▶ _Data extract_:
====================

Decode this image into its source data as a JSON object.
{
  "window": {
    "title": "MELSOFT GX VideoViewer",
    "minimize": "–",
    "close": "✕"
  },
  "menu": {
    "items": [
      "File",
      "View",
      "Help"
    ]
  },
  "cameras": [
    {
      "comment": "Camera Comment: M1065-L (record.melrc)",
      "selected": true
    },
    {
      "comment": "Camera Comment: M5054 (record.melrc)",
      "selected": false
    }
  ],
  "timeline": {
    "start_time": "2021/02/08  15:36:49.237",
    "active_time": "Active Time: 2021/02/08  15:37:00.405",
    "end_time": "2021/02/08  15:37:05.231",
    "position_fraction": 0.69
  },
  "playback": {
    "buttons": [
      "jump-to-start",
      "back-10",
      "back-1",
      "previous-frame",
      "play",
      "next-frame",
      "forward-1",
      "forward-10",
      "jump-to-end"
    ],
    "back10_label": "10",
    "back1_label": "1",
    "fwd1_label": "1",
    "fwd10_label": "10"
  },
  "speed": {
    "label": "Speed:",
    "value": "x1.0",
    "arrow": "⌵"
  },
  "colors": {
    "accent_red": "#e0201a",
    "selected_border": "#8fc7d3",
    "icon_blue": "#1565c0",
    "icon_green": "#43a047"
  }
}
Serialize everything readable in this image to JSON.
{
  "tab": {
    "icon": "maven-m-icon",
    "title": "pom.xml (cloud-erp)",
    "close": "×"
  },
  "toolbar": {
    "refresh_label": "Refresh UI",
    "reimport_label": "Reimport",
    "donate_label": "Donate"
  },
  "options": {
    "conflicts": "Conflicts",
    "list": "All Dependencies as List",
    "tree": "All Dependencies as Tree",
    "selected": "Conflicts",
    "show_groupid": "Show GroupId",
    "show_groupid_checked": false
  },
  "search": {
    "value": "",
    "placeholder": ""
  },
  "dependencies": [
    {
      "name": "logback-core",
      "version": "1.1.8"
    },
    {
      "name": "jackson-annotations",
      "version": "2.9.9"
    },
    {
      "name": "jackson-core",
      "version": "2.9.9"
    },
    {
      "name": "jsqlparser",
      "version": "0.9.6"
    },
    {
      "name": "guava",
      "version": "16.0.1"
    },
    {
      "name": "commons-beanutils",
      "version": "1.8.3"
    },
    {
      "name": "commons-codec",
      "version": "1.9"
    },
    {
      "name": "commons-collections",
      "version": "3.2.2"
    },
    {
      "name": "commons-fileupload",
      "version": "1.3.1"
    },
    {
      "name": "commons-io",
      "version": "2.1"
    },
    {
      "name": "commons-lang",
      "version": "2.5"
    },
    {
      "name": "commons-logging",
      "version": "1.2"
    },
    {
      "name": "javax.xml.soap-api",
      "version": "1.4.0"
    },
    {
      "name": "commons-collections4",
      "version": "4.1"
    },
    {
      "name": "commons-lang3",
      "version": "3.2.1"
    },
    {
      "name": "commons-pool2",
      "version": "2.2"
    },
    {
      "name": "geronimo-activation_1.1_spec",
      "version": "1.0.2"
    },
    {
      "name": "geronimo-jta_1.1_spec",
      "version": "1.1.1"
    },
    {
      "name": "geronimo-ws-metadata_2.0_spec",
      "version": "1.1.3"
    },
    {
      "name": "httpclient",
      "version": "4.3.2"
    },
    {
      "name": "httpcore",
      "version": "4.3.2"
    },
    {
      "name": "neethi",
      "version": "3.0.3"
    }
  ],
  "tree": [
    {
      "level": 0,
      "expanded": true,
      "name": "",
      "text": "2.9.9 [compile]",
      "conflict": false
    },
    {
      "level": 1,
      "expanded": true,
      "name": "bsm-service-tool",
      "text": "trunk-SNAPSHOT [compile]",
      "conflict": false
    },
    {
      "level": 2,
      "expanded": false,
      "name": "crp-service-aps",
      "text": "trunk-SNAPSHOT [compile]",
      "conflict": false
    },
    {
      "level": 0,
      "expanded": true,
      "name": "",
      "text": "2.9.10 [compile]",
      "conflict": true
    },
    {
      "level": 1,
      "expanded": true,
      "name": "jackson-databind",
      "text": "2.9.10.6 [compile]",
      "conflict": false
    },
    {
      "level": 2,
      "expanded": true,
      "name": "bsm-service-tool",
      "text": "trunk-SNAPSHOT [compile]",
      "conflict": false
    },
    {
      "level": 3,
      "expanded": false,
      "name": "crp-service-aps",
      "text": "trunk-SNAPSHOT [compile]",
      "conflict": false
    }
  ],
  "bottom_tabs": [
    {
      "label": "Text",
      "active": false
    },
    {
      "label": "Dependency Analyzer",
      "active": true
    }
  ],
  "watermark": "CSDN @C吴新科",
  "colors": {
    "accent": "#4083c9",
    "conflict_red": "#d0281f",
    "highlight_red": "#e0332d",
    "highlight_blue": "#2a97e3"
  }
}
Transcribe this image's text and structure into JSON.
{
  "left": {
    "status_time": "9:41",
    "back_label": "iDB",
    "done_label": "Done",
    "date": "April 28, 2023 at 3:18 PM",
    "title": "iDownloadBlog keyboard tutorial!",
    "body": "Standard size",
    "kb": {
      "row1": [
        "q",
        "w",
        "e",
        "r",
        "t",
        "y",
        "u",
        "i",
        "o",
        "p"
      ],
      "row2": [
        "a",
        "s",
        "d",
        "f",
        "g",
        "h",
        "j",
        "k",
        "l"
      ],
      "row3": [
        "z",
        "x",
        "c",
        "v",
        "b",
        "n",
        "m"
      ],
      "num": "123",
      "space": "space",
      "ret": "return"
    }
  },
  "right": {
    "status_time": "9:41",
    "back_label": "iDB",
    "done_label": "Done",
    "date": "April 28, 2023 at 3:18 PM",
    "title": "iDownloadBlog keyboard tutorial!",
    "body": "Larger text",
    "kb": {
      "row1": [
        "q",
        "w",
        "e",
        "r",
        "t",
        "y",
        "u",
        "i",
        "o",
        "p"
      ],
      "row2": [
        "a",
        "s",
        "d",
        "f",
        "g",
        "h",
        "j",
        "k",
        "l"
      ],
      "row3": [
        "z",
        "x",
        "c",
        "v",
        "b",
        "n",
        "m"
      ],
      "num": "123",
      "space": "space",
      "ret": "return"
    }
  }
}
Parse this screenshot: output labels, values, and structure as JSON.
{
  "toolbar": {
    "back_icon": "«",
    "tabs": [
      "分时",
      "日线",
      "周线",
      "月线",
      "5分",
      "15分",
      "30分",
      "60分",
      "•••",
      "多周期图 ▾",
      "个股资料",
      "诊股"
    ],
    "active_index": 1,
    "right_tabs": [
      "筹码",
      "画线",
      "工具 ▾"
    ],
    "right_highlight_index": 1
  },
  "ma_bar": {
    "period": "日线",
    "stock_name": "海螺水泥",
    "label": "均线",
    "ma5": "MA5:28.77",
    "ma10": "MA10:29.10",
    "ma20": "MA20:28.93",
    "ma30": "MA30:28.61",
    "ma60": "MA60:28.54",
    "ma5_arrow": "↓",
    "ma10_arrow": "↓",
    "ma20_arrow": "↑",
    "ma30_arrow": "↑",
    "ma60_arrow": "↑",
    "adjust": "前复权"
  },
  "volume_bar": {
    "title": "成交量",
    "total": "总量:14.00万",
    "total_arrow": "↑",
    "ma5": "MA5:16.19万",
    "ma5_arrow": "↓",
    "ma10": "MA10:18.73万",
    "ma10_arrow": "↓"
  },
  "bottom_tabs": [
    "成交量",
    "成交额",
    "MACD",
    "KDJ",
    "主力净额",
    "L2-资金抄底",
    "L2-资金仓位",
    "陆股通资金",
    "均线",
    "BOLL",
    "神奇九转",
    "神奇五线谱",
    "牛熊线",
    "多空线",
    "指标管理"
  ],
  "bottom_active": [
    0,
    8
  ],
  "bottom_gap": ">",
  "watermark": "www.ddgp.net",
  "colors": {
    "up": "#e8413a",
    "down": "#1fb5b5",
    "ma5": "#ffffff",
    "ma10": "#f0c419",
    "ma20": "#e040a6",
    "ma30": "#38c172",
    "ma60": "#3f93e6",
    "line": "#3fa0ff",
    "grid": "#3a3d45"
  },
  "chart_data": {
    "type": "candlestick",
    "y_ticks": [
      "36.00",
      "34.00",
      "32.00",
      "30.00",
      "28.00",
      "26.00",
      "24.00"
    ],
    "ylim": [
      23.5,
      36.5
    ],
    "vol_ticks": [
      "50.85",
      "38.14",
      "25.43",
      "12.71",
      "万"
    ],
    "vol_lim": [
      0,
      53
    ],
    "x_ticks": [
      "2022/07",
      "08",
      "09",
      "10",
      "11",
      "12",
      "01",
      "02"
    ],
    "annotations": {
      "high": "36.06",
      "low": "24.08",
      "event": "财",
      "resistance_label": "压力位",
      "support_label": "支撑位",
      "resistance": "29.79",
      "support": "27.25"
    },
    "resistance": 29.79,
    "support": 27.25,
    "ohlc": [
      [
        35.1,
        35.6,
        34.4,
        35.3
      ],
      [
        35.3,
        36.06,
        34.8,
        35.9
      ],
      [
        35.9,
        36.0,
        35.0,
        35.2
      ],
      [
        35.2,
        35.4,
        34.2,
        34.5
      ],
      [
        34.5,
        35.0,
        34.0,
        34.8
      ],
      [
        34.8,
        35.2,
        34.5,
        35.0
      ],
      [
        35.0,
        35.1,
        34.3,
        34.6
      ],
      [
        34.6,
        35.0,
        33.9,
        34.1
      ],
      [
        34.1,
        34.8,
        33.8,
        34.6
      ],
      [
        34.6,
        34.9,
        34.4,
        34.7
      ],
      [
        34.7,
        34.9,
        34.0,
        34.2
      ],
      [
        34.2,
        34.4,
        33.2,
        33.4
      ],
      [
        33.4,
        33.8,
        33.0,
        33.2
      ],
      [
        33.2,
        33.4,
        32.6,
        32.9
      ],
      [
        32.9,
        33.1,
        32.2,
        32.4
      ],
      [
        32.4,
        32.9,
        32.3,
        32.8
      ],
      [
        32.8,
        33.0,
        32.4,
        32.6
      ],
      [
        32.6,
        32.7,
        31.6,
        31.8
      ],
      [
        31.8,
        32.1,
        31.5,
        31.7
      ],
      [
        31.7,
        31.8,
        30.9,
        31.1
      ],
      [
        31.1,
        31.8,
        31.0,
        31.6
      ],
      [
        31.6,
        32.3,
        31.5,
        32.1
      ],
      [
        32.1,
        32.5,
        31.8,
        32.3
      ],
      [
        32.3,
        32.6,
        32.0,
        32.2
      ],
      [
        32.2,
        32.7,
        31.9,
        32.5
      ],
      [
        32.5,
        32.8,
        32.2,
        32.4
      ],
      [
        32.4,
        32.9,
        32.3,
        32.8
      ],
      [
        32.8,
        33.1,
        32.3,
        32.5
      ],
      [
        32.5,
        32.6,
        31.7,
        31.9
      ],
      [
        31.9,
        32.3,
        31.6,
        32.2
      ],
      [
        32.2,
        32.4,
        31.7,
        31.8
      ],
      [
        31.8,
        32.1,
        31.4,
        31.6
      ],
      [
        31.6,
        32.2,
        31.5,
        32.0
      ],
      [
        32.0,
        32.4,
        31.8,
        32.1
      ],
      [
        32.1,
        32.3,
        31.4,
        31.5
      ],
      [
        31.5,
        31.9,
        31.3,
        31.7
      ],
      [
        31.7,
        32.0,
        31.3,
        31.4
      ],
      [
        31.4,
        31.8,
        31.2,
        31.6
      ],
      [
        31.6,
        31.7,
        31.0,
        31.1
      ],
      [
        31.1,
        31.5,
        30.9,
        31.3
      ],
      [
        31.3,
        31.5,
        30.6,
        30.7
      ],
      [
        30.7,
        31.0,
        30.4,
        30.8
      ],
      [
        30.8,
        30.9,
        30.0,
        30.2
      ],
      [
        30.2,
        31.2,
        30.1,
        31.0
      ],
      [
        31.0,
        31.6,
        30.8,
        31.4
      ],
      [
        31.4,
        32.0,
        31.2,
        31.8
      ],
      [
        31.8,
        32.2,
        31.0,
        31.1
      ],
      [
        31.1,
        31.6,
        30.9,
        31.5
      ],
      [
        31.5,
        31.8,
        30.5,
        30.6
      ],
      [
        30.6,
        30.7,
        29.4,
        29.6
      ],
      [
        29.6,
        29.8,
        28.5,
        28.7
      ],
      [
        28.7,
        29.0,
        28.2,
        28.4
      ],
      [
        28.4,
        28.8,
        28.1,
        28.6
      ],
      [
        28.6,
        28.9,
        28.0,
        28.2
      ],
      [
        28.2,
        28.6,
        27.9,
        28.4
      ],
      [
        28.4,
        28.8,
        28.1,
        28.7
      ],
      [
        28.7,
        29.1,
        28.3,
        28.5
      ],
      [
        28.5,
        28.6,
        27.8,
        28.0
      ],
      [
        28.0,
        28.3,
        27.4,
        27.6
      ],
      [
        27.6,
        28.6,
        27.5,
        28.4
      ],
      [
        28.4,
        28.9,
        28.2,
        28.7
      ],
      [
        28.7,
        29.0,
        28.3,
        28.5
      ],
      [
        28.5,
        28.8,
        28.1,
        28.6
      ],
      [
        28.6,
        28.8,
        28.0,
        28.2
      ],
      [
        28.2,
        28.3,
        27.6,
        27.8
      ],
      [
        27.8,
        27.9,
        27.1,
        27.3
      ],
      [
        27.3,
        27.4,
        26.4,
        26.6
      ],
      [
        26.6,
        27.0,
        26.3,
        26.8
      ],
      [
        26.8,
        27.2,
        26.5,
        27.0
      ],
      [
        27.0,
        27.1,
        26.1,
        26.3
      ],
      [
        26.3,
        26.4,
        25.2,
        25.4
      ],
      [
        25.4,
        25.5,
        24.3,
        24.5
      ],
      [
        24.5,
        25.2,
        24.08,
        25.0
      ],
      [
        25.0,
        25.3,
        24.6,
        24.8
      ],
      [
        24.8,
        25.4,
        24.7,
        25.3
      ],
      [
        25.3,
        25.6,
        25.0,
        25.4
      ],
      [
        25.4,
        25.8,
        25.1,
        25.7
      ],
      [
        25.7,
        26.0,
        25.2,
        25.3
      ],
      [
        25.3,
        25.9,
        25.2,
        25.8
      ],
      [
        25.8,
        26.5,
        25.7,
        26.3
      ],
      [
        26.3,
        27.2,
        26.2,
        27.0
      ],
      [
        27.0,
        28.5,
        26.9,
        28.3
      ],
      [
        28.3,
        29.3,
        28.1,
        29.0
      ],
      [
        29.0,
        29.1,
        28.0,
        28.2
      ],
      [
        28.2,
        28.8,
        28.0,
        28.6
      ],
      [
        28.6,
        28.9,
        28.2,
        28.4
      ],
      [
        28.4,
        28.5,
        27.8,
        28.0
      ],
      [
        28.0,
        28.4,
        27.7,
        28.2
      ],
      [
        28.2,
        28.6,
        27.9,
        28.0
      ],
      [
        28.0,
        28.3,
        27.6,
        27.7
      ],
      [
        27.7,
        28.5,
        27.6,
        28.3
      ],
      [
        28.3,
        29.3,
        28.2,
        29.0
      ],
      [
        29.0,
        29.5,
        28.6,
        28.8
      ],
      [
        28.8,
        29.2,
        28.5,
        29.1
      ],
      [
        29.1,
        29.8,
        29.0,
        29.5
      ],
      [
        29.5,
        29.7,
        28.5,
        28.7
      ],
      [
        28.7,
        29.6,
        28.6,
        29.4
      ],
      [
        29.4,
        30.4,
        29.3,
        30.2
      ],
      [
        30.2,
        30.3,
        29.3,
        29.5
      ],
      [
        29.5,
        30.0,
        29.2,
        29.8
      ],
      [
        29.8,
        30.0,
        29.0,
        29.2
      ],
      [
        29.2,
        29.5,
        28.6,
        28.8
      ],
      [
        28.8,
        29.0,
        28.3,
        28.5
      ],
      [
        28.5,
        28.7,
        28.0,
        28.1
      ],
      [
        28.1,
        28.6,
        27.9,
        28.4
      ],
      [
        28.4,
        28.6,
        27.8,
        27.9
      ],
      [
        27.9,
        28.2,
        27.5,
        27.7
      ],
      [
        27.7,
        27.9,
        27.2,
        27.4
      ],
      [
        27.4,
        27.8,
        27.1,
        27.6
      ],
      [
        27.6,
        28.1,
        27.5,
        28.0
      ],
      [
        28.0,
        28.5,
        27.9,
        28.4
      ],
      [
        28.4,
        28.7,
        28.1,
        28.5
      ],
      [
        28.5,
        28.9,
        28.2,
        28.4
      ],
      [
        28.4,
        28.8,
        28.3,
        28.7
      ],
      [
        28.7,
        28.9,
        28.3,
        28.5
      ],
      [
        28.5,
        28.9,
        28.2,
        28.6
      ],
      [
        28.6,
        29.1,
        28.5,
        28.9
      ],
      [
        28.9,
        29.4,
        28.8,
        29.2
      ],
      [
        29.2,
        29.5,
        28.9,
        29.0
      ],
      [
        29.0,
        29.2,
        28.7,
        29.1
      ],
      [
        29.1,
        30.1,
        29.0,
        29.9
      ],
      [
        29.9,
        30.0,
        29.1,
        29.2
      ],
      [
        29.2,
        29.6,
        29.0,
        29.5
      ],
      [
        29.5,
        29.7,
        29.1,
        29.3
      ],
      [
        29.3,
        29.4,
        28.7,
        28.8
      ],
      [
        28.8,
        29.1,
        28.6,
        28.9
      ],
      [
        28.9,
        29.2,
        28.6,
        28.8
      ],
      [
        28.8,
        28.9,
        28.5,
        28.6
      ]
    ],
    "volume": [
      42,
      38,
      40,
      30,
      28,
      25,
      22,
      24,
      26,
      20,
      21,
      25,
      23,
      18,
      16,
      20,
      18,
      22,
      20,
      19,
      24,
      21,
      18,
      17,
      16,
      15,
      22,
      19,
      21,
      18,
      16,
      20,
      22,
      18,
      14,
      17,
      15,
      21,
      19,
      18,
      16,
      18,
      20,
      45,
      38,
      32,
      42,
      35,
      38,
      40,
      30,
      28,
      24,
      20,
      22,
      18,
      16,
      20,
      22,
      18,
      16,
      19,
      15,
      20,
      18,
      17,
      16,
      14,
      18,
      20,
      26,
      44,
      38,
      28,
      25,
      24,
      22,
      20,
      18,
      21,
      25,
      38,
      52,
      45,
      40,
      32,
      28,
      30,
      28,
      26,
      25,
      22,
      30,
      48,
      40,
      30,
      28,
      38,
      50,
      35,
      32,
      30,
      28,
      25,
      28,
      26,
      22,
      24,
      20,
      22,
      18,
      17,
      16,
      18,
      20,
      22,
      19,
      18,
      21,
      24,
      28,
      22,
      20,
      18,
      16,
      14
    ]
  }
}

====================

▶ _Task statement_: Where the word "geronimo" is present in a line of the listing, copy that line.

▶ _Response below_:
      "name": "geronimo-activation_1.1_spec",
      "name": "geronimo-jta_1.1_spec",
      "name": "geronimo-ws-metadata_2.0_spec",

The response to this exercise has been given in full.